The Army's current body armor can weigh 30 pounds or more
American soldiers on the battlefield might one day depend on spiderwebs to save their lives.
The Army now operates in some of the hottest places on the globe – Baghdad can reach 125 degrees in summer – but its current body armor for soldiers can weigh 30 pounds or more and includes woven Kevlar and ceramic plates.
Now, some relief might be on the way.
The Army is exploring whether the material spiders use to make their webs could be used to replace Kevlar and provide lighter, stronger and more comfortable protective gear.
“Mother Nature has created and optimized many extraordinary materials,” said Debi Dawson, a spokesperson for the Army’s Program Executive Office Soldier, the body responsible for boosting the service’s capabilities.
Spider silk “could have the ideal combination of high strength, high toughness and bio-compatibility that no man-made fibers could reach.”
To that end, her office awarded a $99,962 contract in mid-July in order to produce testing packs to see how the material holds up under fire.
Spider silk is “one of the toughest materials known to man,” according to Jon Rice, the chief operating officer of the Ann Arbor, Michigan, company Kraig Biocraft that received the contract.
Rice said it was “almost as strong as Kevlar and about 10 times more flexible.”
Spider silk is also lighter than Kevlar, a synthetic fiber first developed in the 1960s and currently used in tires and protective gear such as helmets and tactical vests.
And since today’s counterinsurgency and training missions often require soldiers to be out of their vehicles and bases, engaging with local populations and forces on foot, mobility is particularly important in whatever armor they wear.
About six years ago, Kraig Biocraft was able to genetically engineer silkworms to produce spider silk, which Rice said allowed the company to produce the material in an economical way.
The process combines the strength of spider silk with the mass production ability of silk worms, which produce traditional silk.
Rice added that the idea of using the technology for military applications came early on in the development process.
He said he had the opportunity to accompany the US Marine Corps during their Cobra Gold training exercise in Thailand.

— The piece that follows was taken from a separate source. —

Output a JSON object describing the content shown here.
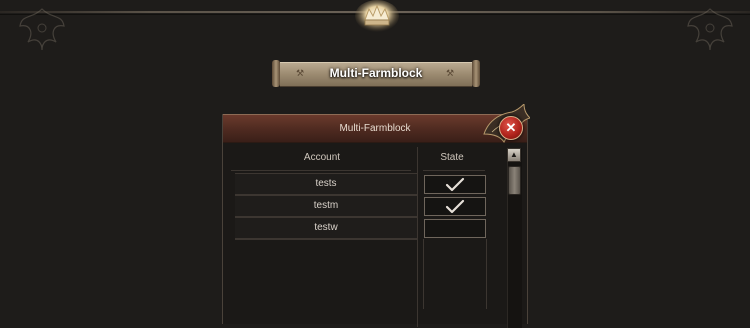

After trying on their body armor in the more than 100-degree-heat, he was struck by how heavy and immobile the protective gear was.
“I’m passionate about keeping these guys safe,” he said.
The Army noted that the project is still in its earliest exploratory stages but said the research could have a major impact down the road.